The data on vaccines have been mixed. So far, about 5 percent of the people enrolled in some 16 trials of vaccines in the United States have become infected. But many public health specialists say a less-than-perfect vaccine could still cut infection rates dramatically. Also, public education about safer sex practices has been very effective in slowing the spread of the virus.
In the United States, the number of people becoming infected appears to be stabilizing -- although at a very high level, especially among African Americans and Latinos. About 1 in 300 Americans is HIV+. Elsewhere in the world, the infection rate continues to climb.
I think the latest discoveries point toward a view of AIDS as eventually becoming a manageable chronic disease, rather than something that can be cured with a shot or a pill. The new combination therapy could bring the virus under control, especially if begun very early in the course of the disease. And some researchers studying long-term survivors are finding some interesting clues for disease management. Dr. Jay Levy, a retrovirologist at the University of California in San Francisco, has found that infected people who stay healthy have especially powerful versions of an immune system cell called CD8+. These cells pump out a molecule he calls CAF, which shuts down the virus's ability to copy itself. Levy suggests finding a way to boost the action of the CD8+ cells, perhaps by using a natural immune-system protein known as interleukin-2.

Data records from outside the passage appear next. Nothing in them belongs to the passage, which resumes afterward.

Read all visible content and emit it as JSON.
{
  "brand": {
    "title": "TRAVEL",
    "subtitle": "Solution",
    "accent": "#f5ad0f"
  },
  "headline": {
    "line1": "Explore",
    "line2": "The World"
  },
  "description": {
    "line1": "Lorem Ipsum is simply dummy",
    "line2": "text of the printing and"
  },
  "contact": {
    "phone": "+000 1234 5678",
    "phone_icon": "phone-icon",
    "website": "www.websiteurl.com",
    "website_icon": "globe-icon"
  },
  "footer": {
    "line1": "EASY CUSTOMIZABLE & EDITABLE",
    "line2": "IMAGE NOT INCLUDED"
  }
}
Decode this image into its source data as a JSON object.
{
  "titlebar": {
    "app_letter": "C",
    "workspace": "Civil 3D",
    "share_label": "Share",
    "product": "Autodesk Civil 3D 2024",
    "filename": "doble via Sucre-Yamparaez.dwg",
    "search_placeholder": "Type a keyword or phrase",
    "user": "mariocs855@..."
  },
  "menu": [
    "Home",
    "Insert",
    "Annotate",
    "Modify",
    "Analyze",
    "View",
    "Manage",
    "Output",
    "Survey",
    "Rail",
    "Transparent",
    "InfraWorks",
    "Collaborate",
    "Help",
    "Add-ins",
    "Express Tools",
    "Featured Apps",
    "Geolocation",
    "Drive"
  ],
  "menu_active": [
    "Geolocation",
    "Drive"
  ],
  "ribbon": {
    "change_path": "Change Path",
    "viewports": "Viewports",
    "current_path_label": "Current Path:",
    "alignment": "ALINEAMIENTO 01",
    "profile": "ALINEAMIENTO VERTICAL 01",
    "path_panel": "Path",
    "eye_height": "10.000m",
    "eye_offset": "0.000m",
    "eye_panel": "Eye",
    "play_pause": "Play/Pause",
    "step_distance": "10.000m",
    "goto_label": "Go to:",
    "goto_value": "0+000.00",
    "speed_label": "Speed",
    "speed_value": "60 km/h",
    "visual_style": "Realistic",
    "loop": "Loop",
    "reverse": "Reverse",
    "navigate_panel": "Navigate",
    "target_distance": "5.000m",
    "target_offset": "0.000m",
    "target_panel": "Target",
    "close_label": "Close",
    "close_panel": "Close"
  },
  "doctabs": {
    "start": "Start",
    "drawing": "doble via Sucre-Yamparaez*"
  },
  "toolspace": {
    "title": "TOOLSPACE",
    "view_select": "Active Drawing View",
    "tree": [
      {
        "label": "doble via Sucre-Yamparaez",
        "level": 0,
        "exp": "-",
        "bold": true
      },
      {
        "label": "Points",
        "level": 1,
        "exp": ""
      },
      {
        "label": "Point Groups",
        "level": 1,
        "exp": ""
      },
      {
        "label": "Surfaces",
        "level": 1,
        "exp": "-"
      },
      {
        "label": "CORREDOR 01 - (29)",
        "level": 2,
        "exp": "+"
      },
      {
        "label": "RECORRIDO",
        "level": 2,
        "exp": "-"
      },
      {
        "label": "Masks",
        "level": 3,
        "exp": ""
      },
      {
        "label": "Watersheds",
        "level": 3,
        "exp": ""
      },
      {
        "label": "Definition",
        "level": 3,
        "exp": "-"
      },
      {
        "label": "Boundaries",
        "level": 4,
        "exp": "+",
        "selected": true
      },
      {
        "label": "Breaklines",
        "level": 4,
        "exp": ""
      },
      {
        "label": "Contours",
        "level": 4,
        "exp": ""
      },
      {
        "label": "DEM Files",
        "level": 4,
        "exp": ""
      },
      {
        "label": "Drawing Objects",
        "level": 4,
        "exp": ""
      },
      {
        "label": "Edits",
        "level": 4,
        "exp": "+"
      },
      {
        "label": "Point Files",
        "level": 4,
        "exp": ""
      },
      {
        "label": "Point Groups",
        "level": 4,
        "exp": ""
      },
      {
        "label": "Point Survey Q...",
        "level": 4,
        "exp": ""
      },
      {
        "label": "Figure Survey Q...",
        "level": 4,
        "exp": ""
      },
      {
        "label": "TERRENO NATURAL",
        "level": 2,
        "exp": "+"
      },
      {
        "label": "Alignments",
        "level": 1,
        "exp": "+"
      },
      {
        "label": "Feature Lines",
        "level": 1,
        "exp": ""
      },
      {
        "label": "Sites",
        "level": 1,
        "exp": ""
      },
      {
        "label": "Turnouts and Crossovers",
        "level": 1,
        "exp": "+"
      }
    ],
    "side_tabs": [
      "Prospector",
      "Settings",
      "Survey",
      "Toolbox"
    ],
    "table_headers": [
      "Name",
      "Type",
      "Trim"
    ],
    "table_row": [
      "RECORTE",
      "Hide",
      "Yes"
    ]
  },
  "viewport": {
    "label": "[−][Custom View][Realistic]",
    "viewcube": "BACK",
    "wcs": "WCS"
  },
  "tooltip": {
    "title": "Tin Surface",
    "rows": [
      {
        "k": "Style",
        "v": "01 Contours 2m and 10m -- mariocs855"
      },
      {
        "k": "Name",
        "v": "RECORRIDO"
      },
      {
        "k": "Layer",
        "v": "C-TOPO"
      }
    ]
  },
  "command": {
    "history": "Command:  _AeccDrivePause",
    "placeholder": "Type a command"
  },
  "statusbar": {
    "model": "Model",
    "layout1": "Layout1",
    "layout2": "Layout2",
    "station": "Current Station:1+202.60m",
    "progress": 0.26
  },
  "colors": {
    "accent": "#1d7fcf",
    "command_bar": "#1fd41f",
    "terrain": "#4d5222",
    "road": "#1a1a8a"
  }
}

People I know who have survived AIDS for many years have relied, in part, on herbs, a healthy diet, and a positive mental state. I recommend herbal medicine from the root of Astragalus membranaceous to many patients to help strengthen their immune function. You can find astragalus in health food stores. Follow the dosage on the label. Another immune booster is a mushroom known as maitake, or Grifola frondosa, which is sold in the form of supplements in health food stores.
The ups and downs of immune-related diseases often reflect people's emotional states, which influence immune responses. Sometimes accepting the circumstances of a chronic illness can create significant improvement, through stimulating profound internal relaxation. Psychotherapy, hypnotherapy, and guided imagery all can help strengthen your mind's ability to help your body stay healthy.
Yes, it is a very hopeful time -- and hope itself can be a healing power. The human capacity for healing is tremendous, especially with acceptance and confidence in the power of the body and mind to work together for health.